== Segment start ==

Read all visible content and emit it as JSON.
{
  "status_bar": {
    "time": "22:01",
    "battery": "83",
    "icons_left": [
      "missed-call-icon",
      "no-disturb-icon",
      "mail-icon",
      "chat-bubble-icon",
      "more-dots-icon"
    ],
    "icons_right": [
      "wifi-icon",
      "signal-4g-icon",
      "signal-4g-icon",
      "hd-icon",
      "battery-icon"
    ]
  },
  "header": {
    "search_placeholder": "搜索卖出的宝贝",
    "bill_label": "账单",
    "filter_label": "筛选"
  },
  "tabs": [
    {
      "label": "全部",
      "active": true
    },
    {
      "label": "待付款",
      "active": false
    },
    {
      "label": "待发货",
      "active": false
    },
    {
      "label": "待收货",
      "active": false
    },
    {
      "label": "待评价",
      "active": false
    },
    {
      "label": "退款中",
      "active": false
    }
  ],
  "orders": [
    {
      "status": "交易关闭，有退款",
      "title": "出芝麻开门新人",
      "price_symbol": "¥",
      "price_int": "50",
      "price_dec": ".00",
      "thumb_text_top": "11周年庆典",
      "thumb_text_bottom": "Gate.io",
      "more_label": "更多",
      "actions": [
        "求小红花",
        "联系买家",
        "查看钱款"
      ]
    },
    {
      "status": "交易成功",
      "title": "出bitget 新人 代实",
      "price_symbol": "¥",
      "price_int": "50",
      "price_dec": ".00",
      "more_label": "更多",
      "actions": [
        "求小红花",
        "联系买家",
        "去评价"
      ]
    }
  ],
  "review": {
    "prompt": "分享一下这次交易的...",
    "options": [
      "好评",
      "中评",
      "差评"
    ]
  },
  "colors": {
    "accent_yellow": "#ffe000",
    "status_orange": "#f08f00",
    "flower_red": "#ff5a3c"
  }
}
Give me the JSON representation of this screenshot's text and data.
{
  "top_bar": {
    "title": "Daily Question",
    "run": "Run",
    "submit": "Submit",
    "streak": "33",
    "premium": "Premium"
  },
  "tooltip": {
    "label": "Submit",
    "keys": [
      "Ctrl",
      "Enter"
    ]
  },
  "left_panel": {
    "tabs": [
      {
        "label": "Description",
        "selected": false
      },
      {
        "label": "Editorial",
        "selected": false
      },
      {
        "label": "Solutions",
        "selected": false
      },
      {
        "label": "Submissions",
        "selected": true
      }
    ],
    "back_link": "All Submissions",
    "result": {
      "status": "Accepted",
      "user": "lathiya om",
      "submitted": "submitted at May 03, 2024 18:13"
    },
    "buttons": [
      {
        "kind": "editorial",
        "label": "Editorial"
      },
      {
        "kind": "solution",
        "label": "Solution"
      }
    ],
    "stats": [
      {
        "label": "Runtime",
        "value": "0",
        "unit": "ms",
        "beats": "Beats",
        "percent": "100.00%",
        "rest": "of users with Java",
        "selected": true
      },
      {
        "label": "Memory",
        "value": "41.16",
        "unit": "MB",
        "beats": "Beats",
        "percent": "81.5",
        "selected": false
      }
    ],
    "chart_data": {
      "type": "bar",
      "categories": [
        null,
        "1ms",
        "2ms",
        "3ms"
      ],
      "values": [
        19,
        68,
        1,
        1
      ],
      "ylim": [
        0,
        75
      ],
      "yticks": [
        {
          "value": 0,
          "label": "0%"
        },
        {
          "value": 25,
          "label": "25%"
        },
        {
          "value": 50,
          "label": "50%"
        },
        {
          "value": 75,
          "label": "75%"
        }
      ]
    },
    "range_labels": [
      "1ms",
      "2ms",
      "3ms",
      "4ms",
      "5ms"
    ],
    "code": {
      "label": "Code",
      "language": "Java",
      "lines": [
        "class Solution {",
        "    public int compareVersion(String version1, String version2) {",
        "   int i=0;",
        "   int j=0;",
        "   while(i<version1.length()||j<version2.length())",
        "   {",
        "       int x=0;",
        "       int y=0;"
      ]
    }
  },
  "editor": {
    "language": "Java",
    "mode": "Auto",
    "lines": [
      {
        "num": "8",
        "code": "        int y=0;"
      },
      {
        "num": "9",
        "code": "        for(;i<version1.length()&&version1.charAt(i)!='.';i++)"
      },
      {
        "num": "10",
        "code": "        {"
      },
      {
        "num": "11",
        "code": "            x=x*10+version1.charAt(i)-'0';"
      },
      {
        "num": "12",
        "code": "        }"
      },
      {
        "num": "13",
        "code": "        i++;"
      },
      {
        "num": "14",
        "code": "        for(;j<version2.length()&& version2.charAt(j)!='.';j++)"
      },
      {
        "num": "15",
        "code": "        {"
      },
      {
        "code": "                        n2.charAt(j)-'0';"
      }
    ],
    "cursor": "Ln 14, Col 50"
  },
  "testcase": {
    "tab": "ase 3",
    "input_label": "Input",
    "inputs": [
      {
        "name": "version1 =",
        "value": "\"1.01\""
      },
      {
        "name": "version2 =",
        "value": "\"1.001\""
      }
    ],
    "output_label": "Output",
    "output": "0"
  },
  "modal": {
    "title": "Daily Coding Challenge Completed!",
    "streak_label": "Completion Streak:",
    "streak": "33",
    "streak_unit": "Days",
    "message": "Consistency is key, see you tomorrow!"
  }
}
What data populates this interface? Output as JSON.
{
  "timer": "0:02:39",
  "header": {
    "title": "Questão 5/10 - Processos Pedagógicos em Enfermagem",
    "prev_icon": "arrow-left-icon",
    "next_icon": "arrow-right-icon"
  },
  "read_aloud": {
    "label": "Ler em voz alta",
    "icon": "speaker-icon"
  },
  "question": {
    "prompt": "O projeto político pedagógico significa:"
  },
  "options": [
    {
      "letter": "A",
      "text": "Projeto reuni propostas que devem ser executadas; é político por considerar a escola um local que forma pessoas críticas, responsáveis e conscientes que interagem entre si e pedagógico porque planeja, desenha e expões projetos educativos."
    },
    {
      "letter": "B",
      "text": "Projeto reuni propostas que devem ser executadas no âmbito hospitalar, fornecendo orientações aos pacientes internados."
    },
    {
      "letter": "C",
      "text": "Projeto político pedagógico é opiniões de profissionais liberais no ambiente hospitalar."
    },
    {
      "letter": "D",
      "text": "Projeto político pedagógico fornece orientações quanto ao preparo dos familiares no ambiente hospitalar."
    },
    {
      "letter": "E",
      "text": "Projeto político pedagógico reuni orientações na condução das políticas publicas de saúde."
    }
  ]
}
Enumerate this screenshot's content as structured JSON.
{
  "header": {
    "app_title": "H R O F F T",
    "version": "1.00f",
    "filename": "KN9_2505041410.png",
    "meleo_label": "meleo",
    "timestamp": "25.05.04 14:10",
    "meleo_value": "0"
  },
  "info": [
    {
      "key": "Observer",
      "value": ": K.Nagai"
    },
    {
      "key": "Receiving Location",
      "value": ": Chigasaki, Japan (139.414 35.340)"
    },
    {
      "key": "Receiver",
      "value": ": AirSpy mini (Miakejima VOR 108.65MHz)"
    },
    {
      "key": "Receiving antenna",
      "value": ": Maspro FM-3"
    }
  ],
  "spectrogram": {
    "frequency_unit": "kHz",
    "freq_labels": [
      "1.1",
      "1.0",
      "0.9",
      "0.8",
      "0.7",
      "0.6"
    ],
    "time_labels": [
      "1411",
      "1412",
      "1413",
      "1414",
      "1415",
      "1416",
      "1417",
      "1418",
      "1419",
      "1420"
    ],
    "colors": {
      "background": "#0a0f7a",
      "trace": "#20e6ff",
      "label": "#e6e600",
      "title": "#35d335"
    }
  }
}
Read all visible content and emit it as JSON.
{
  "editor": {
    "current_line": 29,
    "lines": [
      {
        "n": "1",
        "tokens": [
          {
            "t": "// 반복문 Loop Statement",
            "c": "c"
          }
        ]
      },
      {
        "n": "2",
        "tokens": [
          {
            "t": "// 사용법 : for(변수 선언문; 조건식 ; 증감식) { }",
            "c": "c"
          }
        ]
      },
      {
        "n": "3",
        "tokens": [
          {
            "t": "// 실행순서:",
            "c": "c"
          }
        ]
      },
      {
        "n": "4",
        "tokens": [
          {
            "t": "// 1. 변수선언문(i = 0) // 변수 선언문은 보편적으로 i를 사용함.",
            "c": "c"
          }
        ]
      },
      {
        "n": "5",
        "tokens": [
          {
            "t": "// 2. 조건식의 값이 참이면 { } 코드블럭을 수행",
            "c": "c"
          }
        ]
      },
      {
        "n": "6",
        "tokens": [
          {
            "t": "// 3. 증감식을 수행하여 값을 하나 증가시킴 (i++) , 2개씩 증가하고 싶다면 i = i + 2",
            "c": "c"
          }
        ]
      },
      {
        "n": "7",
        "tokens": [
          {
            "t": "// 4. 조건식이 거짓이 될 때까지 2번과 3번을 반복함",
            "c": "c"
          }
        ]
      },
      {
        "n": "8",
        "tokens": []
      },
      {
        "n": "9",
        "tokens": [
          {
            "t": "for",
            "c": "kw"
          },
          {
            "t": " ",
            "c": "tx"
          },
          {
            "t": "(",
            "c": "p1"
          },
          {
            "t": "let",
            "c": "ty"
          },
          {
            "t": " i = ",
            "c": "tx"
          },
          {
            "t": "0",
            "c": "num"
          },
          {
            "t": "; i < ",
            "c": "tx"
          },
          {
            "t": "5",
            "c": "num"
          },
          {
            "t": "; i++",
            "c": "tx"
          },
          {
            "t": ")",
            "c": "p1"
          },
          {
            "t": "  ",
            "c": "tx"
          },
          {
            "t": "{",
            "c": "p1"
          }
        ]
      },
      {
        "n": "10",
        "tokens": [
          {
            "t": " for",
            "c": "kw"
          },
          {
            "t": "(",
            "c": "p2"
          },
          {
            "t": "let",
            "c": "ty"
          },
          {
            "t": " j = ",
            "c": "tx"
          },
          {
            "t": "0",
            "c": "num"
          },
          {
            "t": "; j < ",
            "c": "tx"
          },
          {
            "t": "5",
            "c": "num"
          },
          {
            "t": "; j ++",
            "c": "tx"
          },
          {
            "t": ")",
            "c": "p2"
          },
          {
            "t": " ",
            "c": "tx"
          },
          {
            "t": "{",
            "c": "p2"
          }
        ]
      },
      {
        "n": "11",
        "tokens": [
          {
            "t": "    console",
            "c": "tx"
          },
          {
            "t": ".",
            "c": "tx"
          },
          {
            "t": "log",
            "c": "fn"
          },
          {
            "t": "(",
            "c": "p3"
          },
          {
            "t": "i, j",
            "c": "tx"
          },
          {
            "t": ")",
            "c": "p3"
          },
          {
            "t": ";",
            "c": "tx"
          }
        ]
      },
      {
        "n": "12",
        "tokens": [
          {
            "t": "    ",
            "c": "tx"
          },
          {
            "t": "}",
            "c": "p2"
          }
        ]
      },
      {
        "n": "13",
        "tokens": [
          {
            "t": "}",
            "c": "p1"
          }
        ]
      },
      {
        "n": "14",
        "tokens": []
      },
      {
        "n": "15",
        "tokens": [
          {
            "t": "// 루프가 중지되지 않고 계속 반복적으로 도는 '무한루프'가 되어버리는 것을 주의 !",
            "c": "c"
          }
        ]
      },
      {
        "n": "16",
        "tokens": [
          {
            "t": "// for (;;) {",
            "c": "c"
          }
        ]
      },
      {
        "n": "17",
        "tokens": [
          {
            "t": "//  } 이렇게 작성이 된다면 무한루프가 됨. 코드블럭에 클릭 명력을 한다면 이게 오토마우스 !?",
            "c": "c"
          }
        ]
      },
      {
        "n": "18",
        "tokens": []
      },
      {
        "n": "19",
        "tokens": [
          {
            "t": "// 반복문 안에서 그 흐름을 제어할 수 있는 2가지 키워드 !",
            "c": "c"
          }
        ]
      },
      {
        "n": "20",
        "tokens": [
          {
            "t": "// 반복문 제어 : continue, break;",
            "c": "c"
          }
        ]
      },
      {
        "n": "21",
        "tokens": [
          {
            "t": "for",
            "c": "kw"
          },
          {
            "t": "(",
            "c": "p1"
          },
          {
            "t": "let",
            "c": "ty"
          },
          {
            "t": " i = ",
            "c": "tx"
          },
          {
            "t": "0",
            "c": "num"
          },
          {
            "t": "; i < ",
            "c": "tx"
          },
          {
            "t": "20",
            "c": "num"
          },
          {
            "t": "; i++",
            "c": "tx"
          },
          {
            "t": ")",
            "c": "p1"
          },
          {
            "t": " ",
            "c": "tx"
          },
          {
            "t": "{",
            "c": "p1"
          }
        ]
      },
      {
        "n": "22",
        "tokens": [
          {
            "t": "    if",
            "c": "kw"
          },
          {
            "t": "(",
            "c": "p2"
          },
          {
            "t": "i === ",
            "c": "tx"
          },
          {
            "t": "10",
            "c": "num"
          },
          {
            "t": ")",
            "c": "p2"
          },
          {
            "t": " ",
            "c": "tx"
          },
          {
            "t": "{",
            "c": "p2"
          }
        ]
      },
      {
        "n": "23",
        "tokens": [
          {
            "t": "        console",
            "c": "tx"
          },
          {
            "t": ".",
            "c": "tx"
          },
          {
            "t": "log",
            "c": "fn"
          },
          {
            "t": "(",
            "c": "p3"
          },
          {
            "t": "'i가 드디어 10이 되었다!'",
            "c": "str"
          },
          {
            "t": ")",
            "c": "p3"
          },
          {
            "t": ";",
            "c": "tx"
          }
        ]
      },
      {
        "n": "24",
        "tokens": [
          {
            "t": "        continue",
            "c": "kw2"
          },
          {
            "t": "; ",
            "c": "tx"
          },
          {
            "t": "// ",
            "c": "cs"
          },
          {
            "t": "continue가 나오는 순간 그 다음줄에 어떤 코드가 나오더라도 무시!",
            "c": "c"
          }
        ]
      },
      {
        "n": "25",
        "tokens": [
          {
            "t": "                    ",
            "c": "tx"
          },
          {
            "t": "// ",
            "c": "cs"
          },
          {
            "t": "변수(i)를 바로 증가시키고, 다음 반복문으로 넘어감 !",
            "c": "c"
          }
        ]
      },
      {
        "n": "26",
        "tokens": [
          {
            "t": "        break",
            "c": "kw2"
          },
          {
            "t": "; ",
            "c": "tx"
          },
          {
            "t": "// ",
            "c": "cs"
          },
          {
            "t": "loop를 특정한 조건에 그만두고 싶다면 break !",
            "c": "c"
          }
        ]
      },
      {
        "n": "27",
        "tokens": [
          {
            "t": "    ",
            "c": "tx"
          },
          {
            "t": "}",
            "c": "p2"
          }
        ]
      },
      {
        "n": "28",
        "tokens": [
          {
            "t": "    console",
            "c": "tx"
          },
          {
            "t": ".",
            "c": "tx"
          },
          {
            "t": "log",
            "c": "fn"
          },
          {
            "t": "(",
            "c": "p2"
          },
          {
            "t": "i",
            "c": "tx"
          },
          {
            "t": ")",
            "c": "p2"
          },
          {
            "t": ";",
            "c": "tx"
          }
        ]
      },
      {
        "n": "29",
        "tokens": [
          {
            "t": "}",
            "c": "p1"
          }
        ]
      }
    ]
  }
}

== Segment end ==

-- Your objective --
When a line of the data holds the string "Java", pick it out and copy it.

-- Response area --
        "rest": "of users with Java",
      "language": "Java",
    "language": "Java",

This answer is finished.